What to do
Copy out each line of the material below that holds the string "JSON".

╔══

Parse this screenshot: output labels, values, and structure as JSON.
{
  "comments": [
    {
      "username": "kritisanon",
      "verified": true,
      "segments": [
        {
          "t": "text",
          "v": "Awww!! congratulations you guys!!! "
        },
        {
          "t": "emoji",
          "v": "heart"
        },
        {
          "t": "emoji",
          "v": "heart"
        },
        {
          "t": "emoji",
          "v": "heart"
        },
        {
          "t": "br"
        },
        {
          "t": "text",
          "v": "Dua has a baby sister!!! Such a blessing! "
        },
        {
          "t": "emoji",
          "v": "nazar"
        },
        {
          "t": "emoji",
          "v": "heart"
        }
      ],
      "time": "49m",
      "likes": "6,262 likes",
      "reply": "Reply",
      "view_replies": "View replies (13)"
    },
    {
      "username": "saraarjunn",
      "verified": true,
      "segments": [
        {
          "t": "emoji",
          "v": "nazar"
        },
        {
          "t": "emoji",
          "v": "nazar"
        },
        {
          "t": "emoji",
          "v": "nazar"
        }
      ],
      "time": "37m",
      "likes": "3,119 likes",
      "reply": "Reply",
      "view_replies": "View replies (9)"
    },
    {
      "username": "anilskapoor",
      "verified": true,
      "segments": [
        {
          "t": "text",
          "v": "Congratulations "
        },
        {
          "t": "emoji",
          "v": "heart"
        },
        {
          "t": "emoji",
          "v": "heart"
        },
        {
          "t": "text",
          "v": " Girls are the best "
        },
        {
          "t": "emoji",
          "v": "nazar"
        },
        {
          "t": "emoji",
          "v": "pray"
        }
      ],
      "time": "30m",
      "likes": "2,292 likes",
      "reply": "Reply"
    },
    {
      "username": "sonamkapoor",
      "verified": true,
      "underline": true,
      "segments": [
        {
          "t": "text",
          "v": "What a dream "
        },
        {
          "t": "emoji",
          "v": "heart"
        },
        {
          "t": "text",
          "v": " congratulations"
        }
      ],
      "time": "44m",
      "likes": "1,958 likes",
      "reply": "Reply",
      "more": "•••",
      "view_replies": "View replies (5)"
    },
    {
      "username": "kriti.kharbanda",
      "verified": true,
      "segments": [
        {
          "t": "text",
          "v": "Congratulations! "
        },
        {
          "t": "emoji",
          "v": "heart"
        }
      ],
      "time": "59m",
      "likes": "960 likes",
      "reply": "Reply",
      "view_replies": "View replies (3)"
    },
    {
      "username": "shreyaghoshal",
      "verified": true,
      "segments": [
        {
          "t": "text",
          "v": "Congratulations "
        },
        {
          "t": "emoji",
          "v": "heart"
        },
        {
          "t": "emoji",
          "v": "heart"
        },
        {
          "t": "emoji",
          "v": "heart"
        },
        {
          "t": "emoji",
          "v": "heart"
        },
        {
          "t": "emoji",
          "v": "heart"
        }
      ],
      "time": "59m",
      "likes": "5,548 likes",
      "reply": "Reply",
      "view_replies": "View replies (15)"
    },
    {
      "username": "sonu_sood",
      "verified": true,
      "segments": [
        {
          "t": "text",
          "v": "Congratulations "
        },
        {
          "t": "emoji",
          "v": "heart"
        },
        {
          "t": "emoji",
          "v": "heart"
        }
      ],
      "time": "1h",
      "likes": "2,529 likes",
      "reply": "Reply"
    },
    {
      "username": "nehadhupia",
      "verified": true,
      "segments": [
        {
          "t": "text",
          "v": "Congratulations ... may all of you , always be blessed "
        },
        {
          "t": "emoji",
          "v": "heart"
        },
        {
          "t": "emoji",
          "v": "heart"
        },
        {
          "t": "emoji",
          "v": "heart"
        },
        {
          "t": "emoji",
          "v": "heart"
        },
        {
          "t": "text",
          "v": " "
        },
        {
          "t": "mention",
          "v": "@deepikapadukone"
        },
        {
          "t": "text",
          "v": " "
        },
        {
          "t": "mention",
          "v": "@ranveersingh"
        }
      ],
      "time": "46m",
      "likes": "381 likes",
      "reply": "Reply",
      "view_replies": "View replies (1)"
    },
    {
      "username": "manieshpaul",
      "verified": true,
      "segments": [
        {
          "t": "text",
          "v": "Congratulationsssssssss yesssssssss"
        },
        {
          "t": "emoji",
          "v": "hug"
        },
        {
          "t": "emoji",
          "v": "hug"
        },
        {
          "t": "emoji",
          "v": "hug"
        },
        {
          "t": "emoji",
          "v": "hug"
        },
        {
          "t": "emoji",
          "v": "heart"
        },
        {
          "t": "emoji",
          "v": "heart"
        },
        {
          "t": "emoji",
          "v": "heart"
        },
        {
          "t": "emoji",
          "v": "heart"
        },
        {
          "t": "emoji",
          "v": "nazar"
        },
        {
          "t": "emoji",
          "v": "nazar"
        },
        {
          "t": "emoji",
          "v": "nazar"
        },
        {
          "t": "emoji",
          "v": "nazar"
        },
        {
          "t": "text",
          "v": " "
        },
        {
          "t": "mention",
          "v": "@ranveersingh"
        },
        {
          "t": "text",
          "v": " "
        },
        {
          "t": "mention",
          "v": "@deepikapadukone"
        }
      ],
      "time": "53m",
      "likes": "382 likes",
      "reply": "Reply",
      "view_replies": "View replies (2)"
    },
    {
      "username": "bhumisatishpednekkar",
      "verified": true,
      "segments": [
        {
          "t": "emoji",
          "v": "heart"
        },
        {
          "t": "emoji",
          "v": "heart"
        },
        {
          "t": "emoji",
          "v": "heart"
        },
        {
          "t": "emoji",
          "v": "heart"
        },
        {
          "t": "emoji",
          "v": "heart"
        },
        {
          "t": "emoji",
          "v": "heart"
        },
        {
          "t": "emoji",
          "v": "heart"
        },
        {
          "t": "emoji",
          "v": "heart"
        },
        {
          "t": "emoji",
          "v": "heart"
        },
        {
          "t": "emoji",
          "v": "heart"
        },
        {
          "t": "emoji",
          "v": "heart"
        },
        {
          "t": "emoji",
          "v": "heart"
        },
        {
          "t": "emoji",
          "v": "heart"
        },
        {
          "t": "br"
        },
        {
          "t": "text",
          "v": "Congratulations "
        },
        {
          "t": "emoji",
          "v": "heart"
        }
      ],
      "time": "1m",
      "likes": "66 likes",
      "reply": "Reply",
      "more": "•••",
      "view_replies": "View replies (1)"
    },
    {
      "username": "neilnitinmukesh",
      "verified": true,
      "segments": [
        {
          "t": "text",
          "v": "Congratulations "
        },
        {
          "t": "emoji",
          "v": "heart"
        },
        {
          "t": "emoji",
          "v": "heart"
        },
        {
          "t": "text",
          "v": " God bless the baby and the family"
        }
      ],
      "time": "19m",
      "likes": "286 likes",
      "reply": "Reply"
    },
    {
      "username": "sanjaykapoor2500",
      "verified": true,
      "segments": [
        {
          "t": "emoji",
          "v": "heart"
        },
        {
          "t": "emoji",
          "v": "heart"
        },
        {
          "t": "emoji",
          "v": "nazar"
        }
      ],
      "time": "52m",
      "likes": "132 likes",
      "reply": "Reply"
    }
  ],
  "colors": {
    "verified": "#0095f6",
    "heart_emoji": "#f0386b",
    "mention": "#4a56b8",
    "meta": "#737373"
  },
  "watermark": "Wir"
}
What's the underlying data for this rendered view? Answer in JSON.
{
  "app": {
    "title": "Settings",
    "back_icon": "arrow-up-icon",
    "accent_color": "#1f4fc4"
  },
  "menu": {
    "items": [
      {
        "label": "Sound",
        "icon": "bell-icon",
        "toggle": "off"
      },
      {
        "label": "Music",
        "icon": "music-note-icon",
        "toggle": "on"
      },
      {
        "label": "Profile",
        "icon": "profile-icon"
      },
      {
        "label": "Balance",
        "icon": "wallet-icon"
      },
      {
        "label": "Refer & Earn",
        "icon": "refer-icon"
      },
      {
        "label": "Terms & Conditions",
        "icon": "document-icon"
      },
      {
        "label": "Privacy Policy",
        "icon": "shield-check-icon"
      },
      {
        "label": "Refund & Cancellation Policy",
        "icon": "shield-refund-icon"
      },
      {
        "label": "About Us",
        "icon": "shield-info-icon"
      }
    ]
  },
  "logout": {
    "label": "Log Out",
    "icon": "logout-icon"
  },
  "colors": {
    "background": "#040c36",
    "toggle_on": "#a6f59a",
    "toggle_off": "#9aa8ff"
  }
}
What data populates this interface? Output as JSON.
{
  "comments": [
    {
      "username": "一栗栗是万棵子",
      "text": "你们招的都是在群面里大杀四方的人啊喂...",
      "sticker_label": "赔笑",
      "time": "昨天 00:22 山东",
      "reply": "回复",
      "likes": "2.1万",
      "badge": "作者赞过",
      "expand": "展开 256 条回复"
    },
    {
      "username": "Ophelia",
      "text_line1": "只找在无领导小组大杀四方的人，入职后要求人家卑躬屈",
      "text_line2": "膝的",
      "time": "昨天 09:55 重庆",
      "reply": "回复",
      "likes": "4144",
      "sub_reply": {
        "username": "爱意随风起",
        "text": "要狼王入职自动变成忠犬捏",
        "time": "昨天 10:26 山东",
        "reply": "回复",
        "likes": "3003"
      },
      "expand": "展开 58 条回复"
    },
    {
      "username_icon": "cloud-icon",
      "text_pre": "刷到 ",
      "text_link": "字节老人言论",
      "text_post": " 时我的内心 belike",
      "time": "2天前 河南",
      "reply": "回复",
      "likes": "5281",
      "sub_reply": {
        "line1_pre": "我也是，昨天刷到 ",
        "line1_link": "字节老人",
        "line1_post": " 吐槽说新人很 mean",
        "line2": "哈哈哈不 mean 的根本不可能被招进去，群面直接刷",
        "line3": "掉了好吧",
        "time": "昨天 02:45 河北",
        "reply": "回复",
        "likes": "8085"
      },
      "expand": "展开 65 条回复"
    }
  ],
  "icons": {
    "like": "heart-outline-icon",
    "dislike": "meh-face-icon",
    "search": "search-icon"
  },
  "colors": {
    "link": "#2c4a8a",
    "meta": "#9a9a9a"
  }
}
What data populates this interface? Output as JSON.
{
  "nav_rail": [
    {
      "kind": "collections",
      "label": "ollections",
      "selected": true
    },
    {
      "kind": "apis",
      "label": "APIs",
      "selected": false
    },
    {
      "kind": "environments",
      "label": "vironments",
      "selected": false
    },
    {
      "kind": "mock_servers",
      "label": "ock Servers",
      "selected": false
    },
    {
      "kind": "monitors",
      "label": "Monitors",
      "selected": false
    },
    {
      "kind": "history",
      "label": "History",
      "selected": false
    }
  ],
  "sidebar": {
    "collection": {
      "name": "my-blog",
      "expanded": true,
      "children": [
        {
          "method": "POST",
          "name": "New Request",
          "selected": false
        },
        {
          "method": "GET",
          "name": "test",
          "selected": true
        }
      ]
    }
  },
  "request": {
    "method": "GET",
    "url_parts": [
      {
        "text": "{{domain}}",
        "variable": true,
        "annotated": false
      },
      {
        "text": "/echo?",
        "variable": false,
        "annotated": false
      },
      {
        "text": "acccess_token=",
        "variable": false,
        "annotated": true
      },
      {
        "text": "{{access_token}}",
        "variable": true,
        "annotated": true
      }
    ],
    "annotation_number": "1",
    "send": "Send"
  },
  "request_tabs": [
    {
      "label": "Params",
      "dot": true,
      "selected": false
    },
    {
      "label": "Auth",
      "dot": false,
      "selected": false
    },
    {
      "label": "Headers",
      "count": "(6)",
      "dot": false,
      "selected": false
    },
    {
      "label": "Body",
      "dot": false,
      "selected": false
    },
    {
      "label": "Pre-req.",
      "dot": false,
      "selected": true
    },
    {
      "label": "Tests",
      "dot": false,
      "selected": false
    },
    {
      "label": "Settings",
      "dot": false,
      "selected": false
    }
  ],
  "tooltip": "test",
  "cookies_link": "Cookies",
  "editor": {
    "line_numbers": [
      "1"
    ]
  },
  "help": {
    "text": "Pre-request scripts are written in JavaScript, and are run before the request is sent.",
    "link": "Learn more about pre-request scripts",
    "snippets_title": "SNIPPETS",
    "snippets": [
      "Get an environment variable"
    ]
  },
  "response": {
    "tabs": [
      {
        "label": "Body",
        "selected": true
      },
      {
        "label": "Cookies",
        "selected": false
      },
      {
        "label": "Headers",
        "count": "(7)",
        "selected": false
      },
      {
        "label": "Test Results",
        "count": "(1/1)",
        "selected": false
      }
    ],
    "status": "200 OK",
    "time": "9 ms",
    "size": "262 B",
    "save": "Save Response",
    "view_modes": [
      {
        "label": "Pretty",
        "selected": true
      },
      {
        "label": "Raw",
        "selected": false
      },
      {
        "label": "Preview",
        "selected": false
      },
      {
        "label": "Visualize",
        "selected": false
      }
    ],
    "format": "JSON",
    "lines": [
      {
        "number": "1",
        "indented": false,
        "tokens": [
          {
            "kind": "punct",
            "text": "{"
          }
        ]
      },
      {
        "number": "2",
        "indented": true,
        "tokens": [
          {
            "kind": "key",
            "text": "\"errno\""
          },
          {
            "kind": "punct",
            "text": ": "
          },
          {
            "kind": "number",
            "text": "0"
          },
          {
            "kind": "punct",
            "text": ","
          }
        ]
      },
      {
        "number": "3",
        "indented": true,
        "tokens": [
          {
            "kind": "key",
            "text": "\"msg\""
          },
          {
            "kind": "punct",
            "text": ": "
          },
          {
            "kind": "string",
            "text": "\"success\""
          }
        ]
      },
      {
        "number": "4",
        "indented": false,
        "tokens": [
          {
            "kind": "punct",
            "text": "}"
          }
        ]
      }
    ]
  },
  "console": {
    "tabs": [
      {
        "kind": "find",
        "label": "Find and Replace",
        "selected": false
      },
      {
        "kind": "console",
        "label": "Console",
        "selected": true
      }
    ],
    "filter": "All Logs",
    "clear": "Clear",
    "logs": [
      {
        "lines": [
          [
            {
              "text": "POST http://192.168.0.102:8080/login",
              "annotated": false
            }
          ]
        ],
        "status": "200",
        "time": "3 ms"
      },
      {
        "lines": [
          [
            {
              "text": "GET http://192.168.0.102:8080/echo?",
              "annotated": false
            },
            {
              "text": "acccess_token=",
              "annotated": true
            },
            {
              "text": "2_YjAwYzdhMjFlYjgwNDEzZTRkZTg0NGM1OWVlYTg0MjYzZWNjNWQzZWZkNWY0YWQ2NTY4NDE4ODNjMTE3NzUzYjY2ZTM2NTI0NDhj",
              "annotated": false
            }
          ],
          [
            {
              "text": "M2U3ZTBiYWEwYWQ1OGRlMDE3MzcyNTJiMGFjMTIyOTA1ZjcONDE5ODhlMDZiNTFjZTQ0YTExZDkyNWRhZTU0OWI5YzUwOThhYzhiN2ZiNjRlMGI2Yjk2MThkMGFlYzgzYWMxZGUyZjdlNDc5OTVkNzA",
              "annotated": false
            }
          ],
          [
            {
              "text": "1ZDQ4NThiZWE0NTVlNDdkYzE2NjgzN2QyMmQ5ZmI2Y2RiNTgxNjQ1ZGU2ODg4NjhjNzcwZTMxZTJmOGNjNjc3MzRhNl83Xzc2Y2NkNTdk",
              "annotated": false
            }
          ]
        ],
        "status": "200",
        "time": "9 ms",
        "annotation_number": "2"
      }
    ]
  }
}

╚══

Task answer
Parse this screenshot: output labels, values, and structure as JSON.
What's the underlying data for this rendered view? Answer in JSON.
What data populates this interface? Output as JSON.
What data populates this interface? Output as JSON.
    "format": "JSON",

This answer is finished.